Vancity Credit Union is completing a month of learning about unconscious bias. Partnering with the NeuroLeadership Institute (NLI), all employees are completing online learning and discussing bias within teams. A quick Google search will reveal dozens of articles about how our unconscious bias affects everything we do (and you’ll find Google’s unconscious bias training, too). Biases are helpful and adaptive, but they can also blind us to new perspectives and alternative ways to enhance community potential. Here are three ways to break your bias so that you can have better conversations and build better communities.
We live in a world where people use their gut to make decisions on everything from what project to work on to who should be president. There are so many demands for our time and energy that it makes sense for folks to move forward with what feels right as opposed to what the facts or what differing viewpoints might reveal about our decisions. I love getting things done and often strive to get results as quickly and efficiently as possible. However, while such an approach may work well in the short term, it often crumble over time because more attention wasn’t paid to how the work might be sustained in the long term or if it was even the right thing to do in the first place.
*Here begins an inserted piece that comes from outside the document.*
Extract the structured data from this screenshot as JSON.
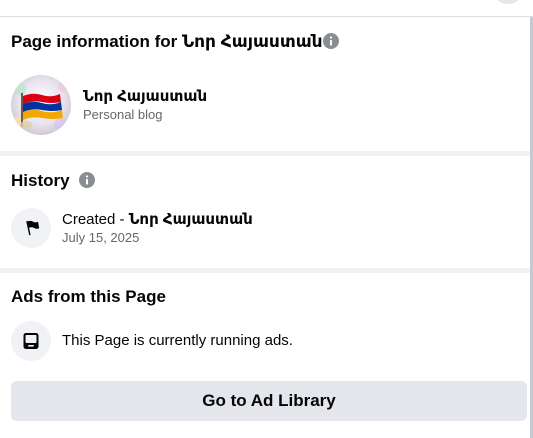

I am breaking this bias by “building in beats”, which means that I take extra seconds, minutes or even days before making a decision. A happy, unintended outcome of this tactic is that I have learned new ways to organize my inbox and my calendar.
Make things closer
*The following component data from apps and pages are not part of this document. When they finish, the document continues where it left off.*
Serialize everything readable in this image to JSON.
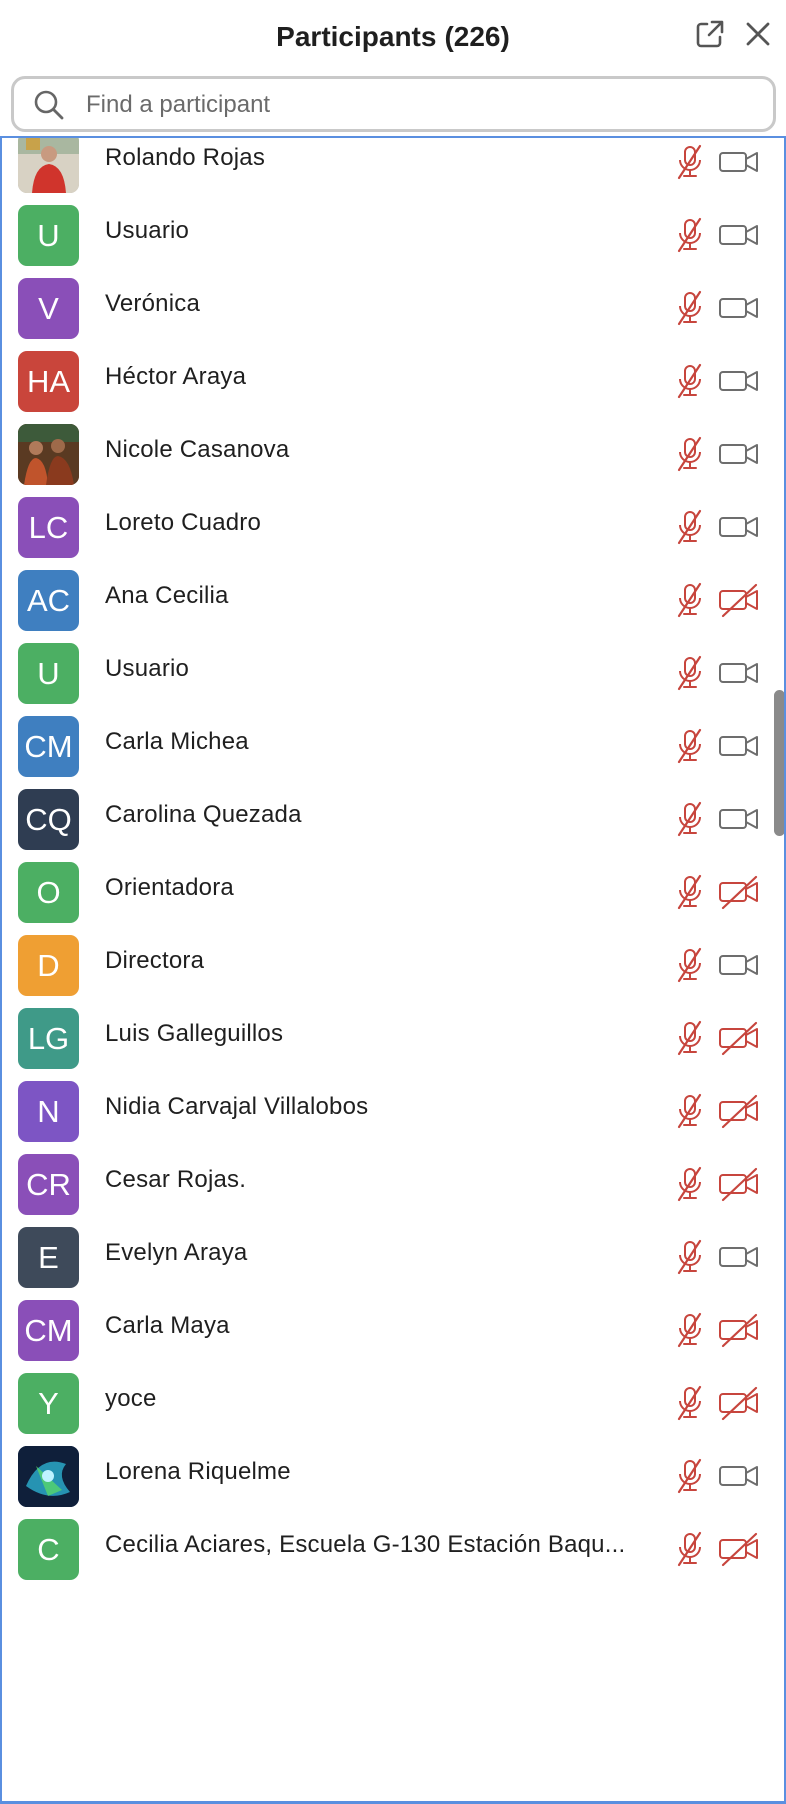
{
  "header": {
    "title": "Participants",
    "count": "(226)",
    "popout_icon": "popout-icon",
    "close_icon": "close-icon"
  },
  "search": {
    "placeholder": "Find a participant",
    "value": ""
  },
  "colors": {
    "muted_red": "#c7453d",
    "icon_gray": "#6d6d6d",
    "list_border": "#5a8fe0"
  },
  "participants": [
    {
      "name": "Rolando Rojas",
      "initials": "",
      "avatar": "photo-person",
      "color": "#b9b3a9",
      "muted": true,
      "video_off": false
    },
    {
      "name": "Usuario",
      "initials": "U",
      "avatar": "initials",
      "color": "#4caf63",
      "muted": true,
      "video_off": false
    },
    {
      "name": "Verónica",
      "initials": "V",
      "avatar": "initials",
      "color": "#8a4fb8",
      "muted": true,
      "video_off": false
    },
    {
      "name": "Héctor Araya",
      "initials": "HA",
      "avatar": "initials",
      "color": "#c9453b",
      "muted": true,
      "video_off": false
    },
    {
      "name": "Nicole Casanova",
      "initials": "",
      "avatar": "photo-group",
      "color": "#7a4a2a",
      "muted": true,
      "video_off": false
    },
    {
      "name": "Loreto Cuadro",
      "initials": "LC",
      "avatar": "initials",
      "color": "#8a4fb8",
      "muted": true,
      "video_off": false
    },
    {
      "name": "Ana Cecilia",
      "initials": "AC",
      "avatar": "initials",
      "color": "#3f7fc0",
      "muted": true,
      "video_off": true
    },
    {
      "name": "Usuario",
      "initials": "U",
      "avatar": "initials",
      "color": "#4caf63",
      "muted": true,
      "video_off": false
    },
    {
      "name": "Carla Michea",
      "initials": "CM",
      "avatar": "initials",
      "color": "#3f7fc0",
      "muted": true,
      "video_off": false
    },
    {
      "name": "Carolina Quezada",
      "initials": "CQ",
      "avatar": "initials",
      "color": "#2f3d52",
      "muted": true,
      "video_off": false
    },
    {
      "name": "Orientadora",
      "initials": "O",
      "avatar": "initials",
      "color": "#4caf63",
      "muted": true,
      "video_off": true
    },
    {
      "name": "Directora",
      "initials": "D",
      "avatar": "initials",
      "color": "#ef9f33",
      "muted": true,
      "video_off": false
    },
    {
      "name": "Luis Galleguillos",
      "initials": "LG",
      "avatar": "initials",
      "color": "#3f9a88",
      "muted": true,
      "video_off": true
    },
    {
      "name": "Nidia Carvajal Villalobos",
      "initials": "N",
      "avatar": "initials",
      "color": "#7d55c4",
      "muted": true,
      "video_off": true
    },
    {
      "name": "Cesar Rojas.",
      "initials": "CR",
      "avatar": "initials",
      "color": "#8a4fb8",
      "muted": true,
      "video_off": true
    },
    {
      "name": "Evelyn Araya",
      "initials": "E",
      "avatar": "initials",
      "color": "#3e4a5a",
      "muted": true,
      "video_off": false
    },
    {
      "name": "Carla Maya",
      "initials": "CM",
      "avatar": "initials",
      "color": "#8a4fb8",
      "muted": true,
      "video_off": true
    },
    {
      "name": "yoce",
      "initials": "Y",
      "avatar": "initials",
      "color": "#4caf63",
      "muted": true,
      "video_off": true
    },
    {
      "name": "Lorena Riquelme",
      "initials": "",
      "avatar": "photo-abstract",
      "color": "#1d3a6a",
      "muted": true,
      "video_off": false
    },
    {
      "name": "Cecilia Aciares, Escuela G-130 Estación Baqu...",
      "initials": "C",
      "avatar": "initials",
      "color": "#4caf63",
      "muted": true,
      "video_off": true
    }
  ]
}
We place imbalanced value on things – people, work, decisions – that are physically closer to us. I am a strong believer in flexible work arrangements, so I enthusiastically support team members who work remotely. Inspired by the training, I asked team members who I manage for feedback on what biases I demonstrate the most. I was honestly surprised how a couple of folks very passionately highlighted that my hyper-inclusiveness and penchant for testing big and/or cool ideas with colleagues favours people who are physically in the office. Rarely do people at home or in other buildings share the love (or sometimes new work assignments).
I am breaking this bias by actively including people working from home or other locations in adhoc discussions as well as calling or Skyping them without a formal meeting agenda, which is what I would do if they were sitting outside my office.
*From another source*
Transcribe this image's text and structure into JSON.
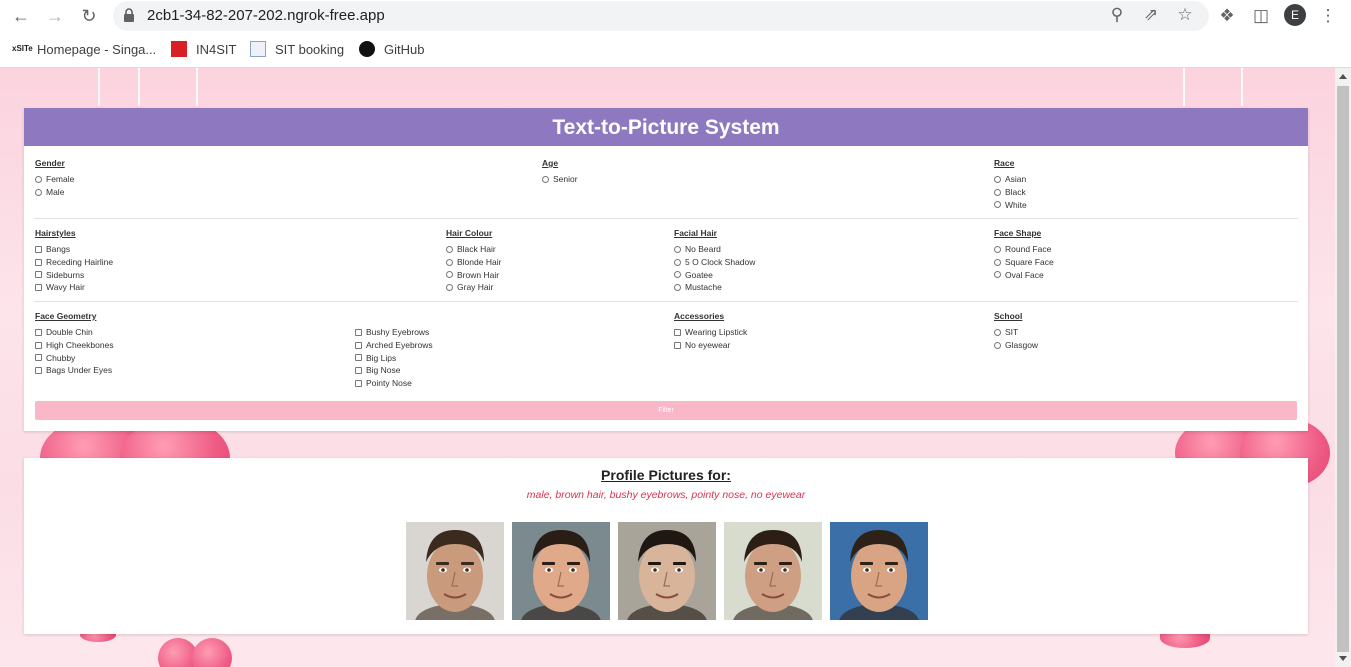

All too often we make decisions about who to hire or where to invest based on past experiences. You’ve probably heard stories about – or maybe even experienced – people getting hired who look or behave very similarly to whoever hires them. We can retrain our unconscious mind by using our imagination to mitigate our implicit bias for people or projects. For example, the next time you need to make a decision think about one or two people in your life and imagine how they would make the same decision. What’s different? How will this information impact what you do? Diversity of thought is a powerful thing.
I am breaking this bias by creating an imaginary consultancy of people who think, look and behave differently than me – some are friends, like Darran, and some are well known captains of industry, like Jessica Alba. The simple act of imagining different perspectives will change yours.